health care," says Richard Dobyns, M.D., who is coordinating the conference
along with Dr. Sergey Gatsura of Moscow.
Dobyns, associate professor of family medicine, and
Cynda Johnson, M.D., new head of the department of family medicine as of Oct.
1, will both present lectures at the conference.
Other conference presenters include: Steven Clark,
DDS, professor of dentistry; Vicki Hesli, associate professor of political
science; Patrick Lloyd, DDS, associate professor of dentistry; Margaret Mills,
associate professor of Russian; David Rosenthal, associate professor of family
medicine; and David Skorton, M.D., UI Vice President for Research. Conference
participants include William Reisinger, professor of political science, and
Elizabeth Swanson, associate dean of International Programs and professor
of nursing. There will also be a team of presenters from Russia.
Topics to be presented at the conference include:
"The Health Care System in Russia: a View from the People;" "Family Medicine
Training: The American Experience;" "Family Medicine Training: The Russian
Experience;" "Doctor-Patient Communication: Intercultural Concerns;" "Endometrial
Aspiration: A Valuable Office Procedure;" "Model for Teaching Comprehensive
Dental Care at the University of Iowa;" "Contemporary Issues in Periodontal;"
"Organizing the Family Medicine Office;" "Cardiac Imaging, State-of-the-Art"
and "Applications in Clinical Medicine."
This is the sixth year of collaborative efforts to
train UI faculty and residents in international medicine focusing on Russia.
The leaders of the initiative are Steven Hoch, CREEES director and professor
of history, and Gerald Jogerst, current interim head of the department of
"This is the next step in an ongoing relationship
between the University of Iowa department of family medicine, CREEES and our
Russian partners," Dobyns says. "This will give Americans
and Russians an increased awareness of international training

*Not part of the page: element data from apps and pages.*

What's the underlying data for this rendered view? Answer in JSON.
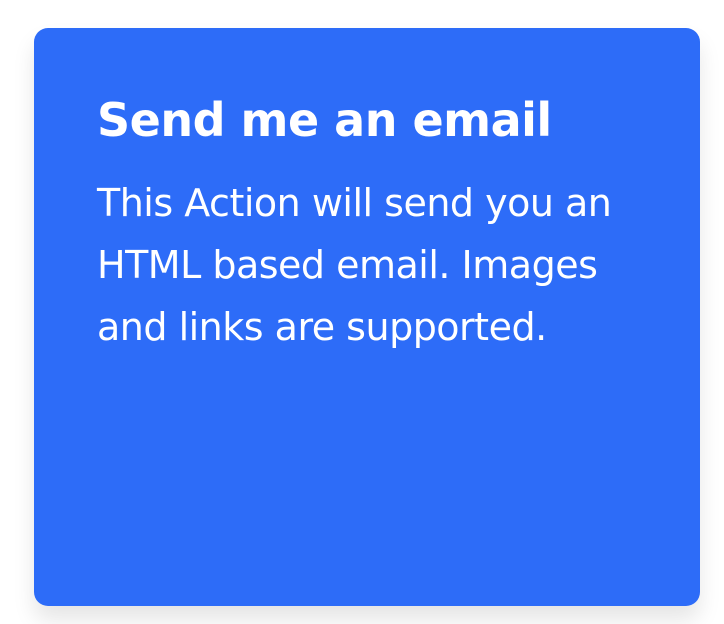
{
  "card": {
    "title": "Send me an email",
    "description": "This Action will send you an HTML based email. Images and links are supported.",
    "background_color": "#2d6cf8",
    "text_color": "#ffffff"
  }
}
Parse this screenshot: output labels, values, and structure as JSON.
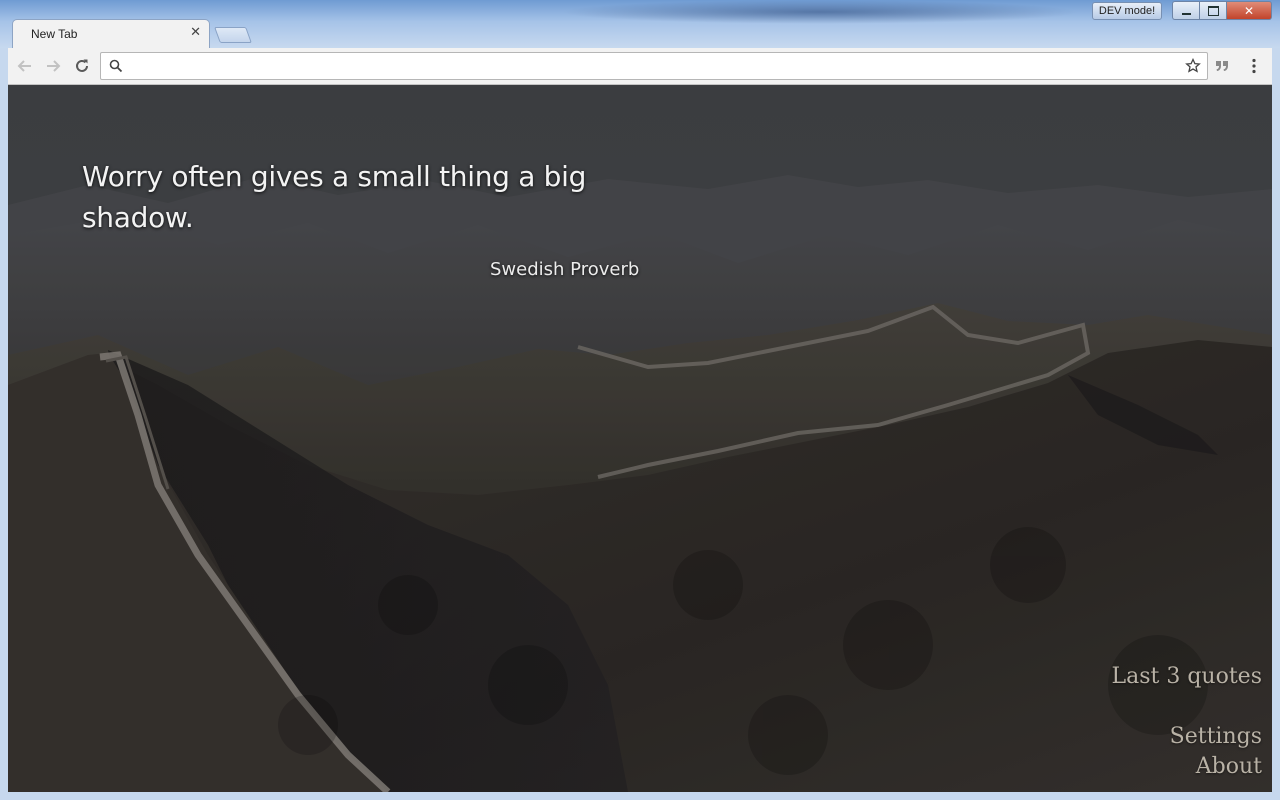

and practices and an opportunity to consider and contrast the cultural context
in which we practice medicine in the U.S. and Russia."
Other benefits of the conference include providing
an opportunity to observe and discuss Russian Family Medicine in its natural
setting and providing an opportunity to form new relationships for future
Dobyns adds that the staff of the department of family
medicine has worked for several years on the strengthening of Russian/American
relationships as a future way to meet the increased demand by medical students
to participate in the international health care arena.
"Our philosophy of 'Training the Trainer' through
providing faculty with first-hand experiences allows us to substantiate the
use of limited funding to reach a multitude of learners," Dobyns says. "This
cost efficient approach allows us to collect information to later be incorporated
into course offerings to University of Iowa students."
Currently, the College of Medicine has no formal course
offerings in international health care. There is a course for post-graduate
students within the College of Public Health as well as an evening lecture
series put on by the Global Health Certificate Program, a program housed in
The interest in Russian health care on the Health
Science campuses at the UI has developed and grown in recent years. The College
of Medicine and the department of family medicine have managed two successive
grants, the first through USAID, and the second as part of the CREEES National
Resource Center (NRC) grant with the Department of Education. In June and
July 1999, one Russian physician and one Russian nurse observed the UI Family
Medicine Program as a direct result of those projects. There is growing interest
among other health care professionals and scholars whose interests include
societal attitudes towards health care, health care delivery services and
accessibility in the Russian Federation.
Upon their return to UI, the faculty members who attended
the conference will serve as instructors for future courses and will be charged
with encouraging and supporting other UI colleagues to develop complementary,
cross-disciplinary approaches to their own curriculum to improve and enhance
UI's student offerings in the area of health care in Russia, Dobyns says.
This use of a multidisciplinary team will serve as
a prototype for eventual curricular innovation and the creation of collaborative
courses emphasizing international health care, he adds.
For more information on the conference or to set up
an interview with one of the participants, contact Robin Paetzold, coordinator
of International Program Development, department of family medicine, at 384-7802.
Margaret Mills, a UI associate professor of Russian, 335-2848, can speak about
the current state of affairs in Russia.